LAMENT OF TASSO.
I. LONG years!—It tries the thrilling frame to bear, And eagle-spirit of a Child of SongLong years of outrage, calumny, and wrong; Imputed madness, prison'd solitude, And the mind's canker in its savage mood, Whep the impatient thirst of light and air Parches the heart; and the abborred grate, Marring the sunbeams with its hideous shade, Works through the throbbing eyeball to the brain With a hot sense of heaviness and pain; And bare, at once, Captivity display'd Stands scoffing through the never-open'd gate, Which nothing through its bars admits, save day And tasteless food, which I have eat alone Till its upsocial bitterness is gone; And I can banquet like a beast of prey, Sullen and lonely, couching in the cave Wbich is my lair, and it may be my grave. All this hath somewhat worn me, and may wear, But must be borne. I stoop not to despair; For I have battled with mine agony, And made me wings wherewith to overfly The narrow circus of my dungeon wall, And freed the holy Sepulchre from thrall;
And revell’d among men and things divine,

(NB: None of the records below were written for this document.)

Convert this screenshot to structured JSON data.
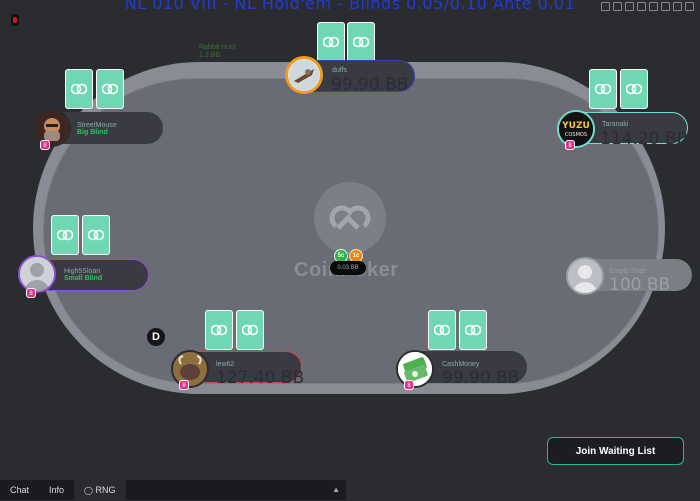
{
  "window": {
    "title": "NL 010 VIII - NL Hold'em - Blinds 0.05/0.10 Ante 0.01"
  },
  "table": {
    "brand": "CoinPoker",
    "pot_amount": "0.03 BB",
    "ghost_line1": "Rabbit Hunt",
    "ghost_line2": "1.2 BB",
    "dealer_button": "D",
    "chip_labels": [
      "5c",
      "1c"
    ]
  },
  "seats": [
    {
      "name": "duffs",
      "stack": "99.90 BB",
      "status": ""
    },
    {
      "name": "StreetMouse",
      "stack": "",
      "status": "Big Blind"
    },
    {
      "name": "Taranaki",
      "stack": "114.20 BB",
      "status": ""
    },
    {
      "name": "High5Sloan",
      "stack": "",
      "status": "Small Blind"
    },
    {
      "name": "Empty Seat",
      "stack": "100 BB",
      "status": ""
    },
    {
      "name": "lew62",
      "stack": "127.40 BB",
      "status": ""
    },
    {
      "name": "CashMoney",
      "stack": "99.90 BB",
      "status": ""
    }
  ],
  "actions": {
    "join_waiting_list": "Join Waiting List"
  },
  "bottom_tabs": [
    "Chat",
    "Info",
    "RNG"
  ],
  "colors": {
    "background": "#2b2c30",
    "table_felt": "#6a6c75",
    "table_rail": "#8a8c95",
    "card_back": "#6fd8b3",
    "accent": "#2bb592",
    "title_blue": "#1f3bd8"
  }
}
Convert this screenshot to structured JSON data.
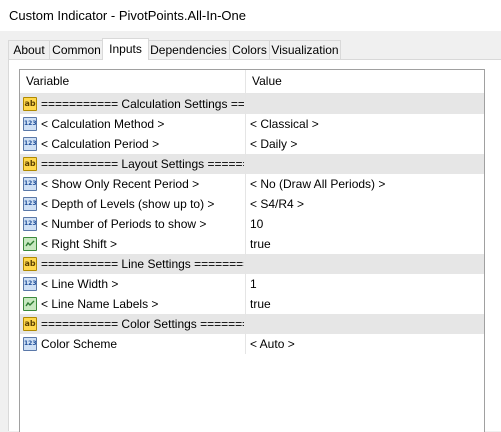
{
  "window": {
    "title": "Custom Indicator - PivotPoints.All-In-One"
  },
  "tabs": [
    {
      "label": "About",
      "active": false
    },
    {
      "label": "Common",
      "active": false
    },
    {
      "label": "Inputs",
      "active": true
    },
    {
      "label": "Dependencies",
      "active": false
    },
    {
      "label": "Colors",
      "active": false
    },
    {
      "label": "Visualization",
      "active": false
    }
  ],
  "grid": {
    "headers": {
      "variable": "Variable",
      "value": "Value"
    },
    "rows": [
      {
        "type": "str",
        "icon": "string-type-icon",
        "icon_text": "ab",
        "name": "=========== Calculation Settings ====...",
        "value": ""
      },
      {
        "type": "num",
        "icon": "numeric-type-icon",
        "icon_text": "123",
        "name": "< Calculation Method >",
        "value": "< Classical >"
      },
      {
        "type": "num",
        "icon": "numeric-type-icon",
        "icon_text": "123",
        "name": "< Calculation Period >",
        "value": "< Daily >"
      },
      {
        "type": "str",
        "icon": "string-type-icon",
        "icon_text": "ab",
        "name": "=========== Layout Settings =======...",
        "value": ""
      },
      {
        "type": "num",
        "icon": "numeric-type-icon",
        "icon_text": "123",
        "name": "< Show Only Recent Period >",
        "value": "< No (Draw All Periods) >"
      },
      {
        "type": "num",
        "icon": "numeric-type-icon",
        "icon_text": "123",
        "name": "< Depth of Levels (show up to) >",
        "value": "< S4/R4 >"
      },
      {
        "type": "num",
        "icon": "numeric-type-icon",
        "icon_text": "123",
        "name": "< Number of Periods to show >",
        "value": "10"
      },
      {
        "type": "bool",
        "icon": "boolean-type-icon",
        "icon_text": "",
        "name": "< Right Shift >",
        "value": "true"
      },
      {
        "type": "str",
        "icon": "string-type-icon",
        "icon_text": "ab",
        "name": "=========== Line Settings =========...",
        "value": ""
      },
      {
        "type": "num",
        "icon": "numeric-type-icon",
        "icon_text": "123",
        "name": "< Line Width >",
        "value": "1"
      },
      {
        "type": "bool",
        "icon": "boolean-type-icon",
        "icon_text": "",
        "name": "< Line Name Labels >",
        "value": "true"
      },
      {
        "type": "str",
        "icon": "string-type-icon",
        "icon_text": "ab",
        "name": "=========== Color Settings ========...",
        "value": ""
      },
      {
        "type": "num",
        "icon": "numeric-type-icon",
        "icon_text": "123",
        "name": "Color Scheme",
        "value": "< Auto >"
      }
    ]
  }
}
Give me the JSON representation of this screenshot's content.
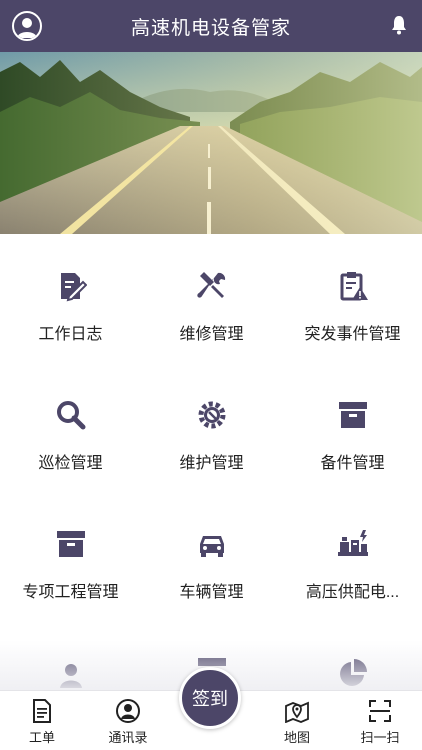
{
  "header": {
    "title": "高速机电设备管家"
  },
  "grid": {
    "items": [
      {
        "label": "工作日志",
        "icon": "edit-document-icon"
      },
      {
        "label": "维修管理",
        "icon": "tools-icon"
      },
      {
        "label": "突发事件管理",
        "icon": "clipboard-warning-icon"
      },
      {
        "label": "巡检管理",
        "icon": "magnifier-icon"
      },
      {
        "label": "维护管理",
        "icon": "gear-wrench-icon"
      },
      {
        "label": "备件管理",
        "icon": "archive-box-icon"
      },
      {
        "label": "专项工程管理",
        "icon": "archive-box-icon"
      },
      {
        "label": "车辆管理",
        "icon": "car-icon"
      },
      {
        "label": "高压供配电...",
        "icon": "power-equipment-icon"
      }
    ]
  },
  "tabbar": {
    "work_order": "工单",
    "contacts": "通讯录",
    "sign_in": "签到",
    "map": "地图",
    "scan": "扫一扫"
  },
  "colors": {
    "primary": "#4c4668",
    "icon": "#4c4668"
  }
}
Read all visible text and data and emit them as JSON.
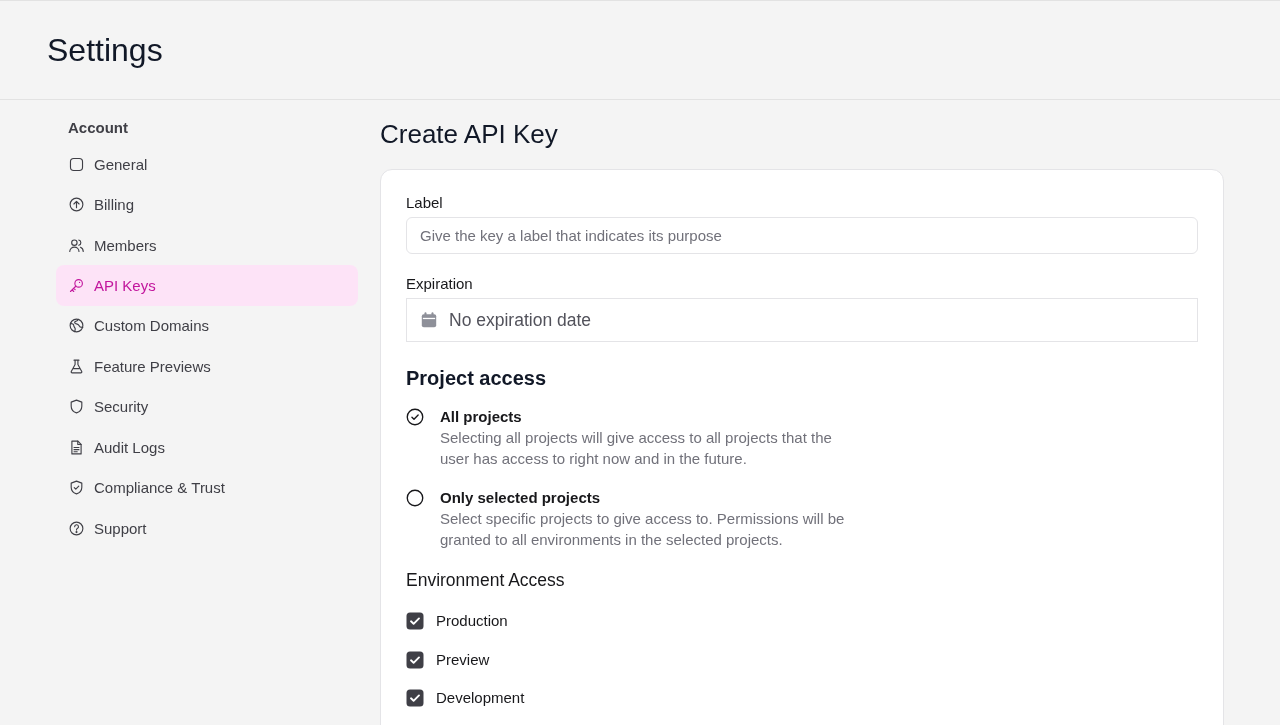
{
  "header": {
    "title": "Settings"
  },
  "sidebar": {
    "heading": "Account",
    "items": [
      {
        "label": "General",
        "selected": false
      },
      {
        "label": "Billing",
        "selected": false
      },
      {
        "label": "Members",
        "selected": false
      },
      {
        "label": "API Keys",
        "selected": true
      },
      {
        "label": "Custom Domains",
        "selected": false
      },
      {
        "label": "Feature Previews",
        "selected": false
      },
      {
        "label": "Security",
        "selected": false
      },
      {
        "label": "Audit Logs",
        "selected": false
      },
      {
        "label": "Compliance & Trust",
        "selected": false
      },
      {
        "label": "Support",
        "selected": false
      }
    ]
  },
  "page_title": "Create API Key",
  "form": {
    "label": {
      "label": "Label",
      "placeholder": "Give the key a label that indicates its purpose"
    },
    "expiration": {
      "label": "Expiration",
      "value": "No expiration date"
    },
    "project_access": {
      "heading": "Project access",
      "options": [
        {
          "label": "All projects",
          "description": "Selecting all projects will give access to all projects that the user has access to right now and in the future.",
          "selected": true
        },
        {
          "label": "Only selected projects",
          "description": "Select specific projects to give access to. Permissions will be granted to all environments in the selected projects.",
          "selected": false
        }
      ]
    },
    "environment_access": {
      "heading": "Environment Access",
      "items": [
        {
          "label": "Production",
          "checked": true
        },
        {
          "label": "Preview",
          "checked": true
        },
        {
          "label": "Development",
          "checked": true
        }
      ]
    }
  }
}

II. But this is o'er--my pleasant task is done.Mỹ long-sustaining friend of many years! If I do blot thy final page with tears, Know, that my sorrows bave wrung from me none, But thou, my young creation! my soul's child! Which ever playing round me came and smiled, And woo'd me from myself with thy sweet sight, Thou too art gone and so is my delight: And therefore do I weep and inly bleed With this last bruise upon a broken reed. Thou too art ended-wbat is left me now? For I have anguish yet to bear-and bow? I know not that but in the innate force Of my own spirit shall be found resource. I have not sunk, for I had no remorse, Nor cause for such: they call’d me mad-and why? Oh Leonora! wilt not thou reply? I was indeed delirious in my heart To lift my love so lofty as thou art; But still my frenzy was not of the mind; I knew my fault, and feel my punishment Not less because I suffer it unbent; That thou wert beautiful, and I not blind, Hath been the sin which shuts me from mankind;